Politics

What Obama Can Do to Save Ukraine

President Barack Obama uncomfortably accepting the Nobel Peace Prize from Committee Chairman Thorbjorn Jagland in Oslo, Norway, Dec. 10, 2009. (White House photo)

Exclusive: The fate of Ukraine – whether it descends into civil war or finds a path back from the brink – may rest with President Obama and whether he can work with Russian President Putin while recognizing the legitimate concerns of both eastern and western Ukrainians, writes Robert Parry.

American Hawks Who Never Learn

Columnist Charles Krauthammer

The mainstream U.S. news media has taken great umbrage over President Obama’s defense of the more peaceful parts of his foreign policy, when he suggested lessons were not learned by the many pundits and pols who supported the disastrous Iraq War, as ex-CIA analyst Paul R. Pillar explains.

Can Obama Speak Strongly for Peace?

President Barack Obama, with Vice President Joe Biden, attends a meeting in the Roosevelt Room of the White House, Dec. 12, 2013. (Official White House Photo by Pete Souza)

From the Archive: During the Cold War, two presidents delivered honest warnings to Americans, Eisenhower on the “military-industrial complex” and Kennedy on how “we all inhabit this small planet.” Now Ukraine presents a challenge to President Obama to speak out for peace, as Robert Parry wrote in March.

Net Neutrality Under Assault

Tom Wheeler, chairman of the Federal Communications Commission.

The fight over Net neutrality is back, with the Federal Communications Commission considering new rules that critics say will create a fast-and-slow Internet, faster for those with more money and slower for those with less, as Bill Moyers and Michael Winship warn.

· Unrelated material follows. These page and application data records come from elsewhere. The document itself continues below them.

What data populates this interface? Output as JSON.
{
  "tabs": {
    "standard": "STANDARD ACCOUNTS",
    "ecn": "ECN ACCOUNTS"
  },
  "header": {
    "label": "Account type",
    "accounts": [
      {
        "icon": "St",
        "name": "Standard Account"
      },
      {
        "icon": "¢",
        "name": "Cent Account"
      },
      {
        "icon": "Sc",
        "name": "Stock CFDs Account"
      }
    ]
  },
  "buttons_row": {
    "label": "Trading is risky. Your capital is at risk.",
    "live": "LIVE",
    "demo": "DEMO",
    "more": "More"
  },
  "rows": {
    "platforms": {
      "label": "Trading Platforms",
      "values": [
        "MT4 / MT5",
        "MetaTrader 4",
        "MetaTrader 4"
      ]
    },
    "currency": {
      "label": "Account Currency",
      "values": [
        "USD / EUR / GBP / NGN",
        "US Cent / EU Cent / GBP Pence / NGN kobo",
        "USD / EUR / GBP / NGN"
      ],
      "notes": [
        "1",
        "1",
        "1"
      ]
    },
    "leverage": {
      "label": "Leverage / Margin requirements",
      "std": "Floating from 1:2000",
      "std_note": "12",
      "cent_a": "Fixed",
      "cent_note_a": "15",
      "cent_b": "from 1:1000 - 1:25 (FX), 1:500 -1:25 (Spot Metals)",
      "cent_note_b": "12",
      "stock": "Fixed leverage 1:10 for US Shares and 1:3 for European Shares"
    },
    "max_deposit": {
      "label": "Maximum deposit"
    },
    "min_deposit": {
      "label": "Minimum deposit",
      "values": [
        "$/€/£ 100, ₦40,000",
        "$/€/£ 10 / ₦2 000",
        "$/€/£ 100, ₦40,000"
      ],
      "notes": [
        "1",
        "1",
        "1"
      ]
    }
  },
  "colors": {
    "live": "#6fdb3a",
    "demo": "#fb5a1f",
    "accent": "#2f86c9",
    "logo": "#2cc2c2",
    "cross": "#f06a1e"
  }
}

Egypt’s Spectacle of Repression

Egyptian General Abdul-Fattah el-Sisi as shown on official Egyptian TV.

Egypt’s U.S.-backed coup regime has veered further toward political repression of the democratically elected Morsi government, including mass death sentences for its followers. The spectacle has spurred some U.S. opposition to continued military aid, as ex-CIA analyst Paul R. Pillar notes.

Behind Oklahoma’s Ghoulish Execution

Convicted murderer Clayton Lockett.

Oklahoma’s Gov. Fallin, who pushed for Tuesday’s execution of Clayton Lockett, is promising an “independent” review of the ghoulish process that left him writhing in pain as panicked officials pulled the shades on witnesses and later said he died of a heart attack, reports Richard L. Fricker.

FCC’s Threat to Net Neutrality

President Barack Obama announces the nomination Tom Wheeler, right, as Chairman of the Federal Communications Commission, on May 1, 2013. (Official White House Photo by Lawrence Jackson)

President Obama has been a vocal defender of “net neutrality,” but a recent leaked report suggests that Obama’s FCC chairman is planning to divide the Internet into one with faster and slower speeds, as Free Press’ Craig Aaron told Dennis J. Bernstein.

Finding a Way to Execute

A gurney used for  executions by lethal injection.

From the Archive:  After getting a judge’s stay reversed, Oklahoma officials pressed ahead with Clayton Lockett’s lethal injection, only to have the botched execution leave him writhing in pain before finally dying of an apparent heart attack. In March, Richard L. Fricker sketched the case’s grim background.

The Fat Cats of Fast-Food

A protest for higher pay in the fast-food industry. (Photo by Annette Bernhardt)

Pay inequity has worsened across the U.S. economy, but perhaps nowhere more than in the fast-food industry where CEOs and other top executives fatten their compensation as their fast-food workers subsist on taxpayer-provided food stamps, as Michael Winship explains.

Kerry Grovels over Israeli ‘Apartheid’

Secretary of State John Kerry speaking to the AIPAC conference on March 3, 2014.

Exclusive: Secretary of State Kerry gets to say whatever half-truth or fiction comes into his head about Syria, Russia or other “designated villains,” but when he cites the inconvenient truth of Israeli “apartheid,” he must scramble as fast as he can to retract and apologize, Robert Parry reports.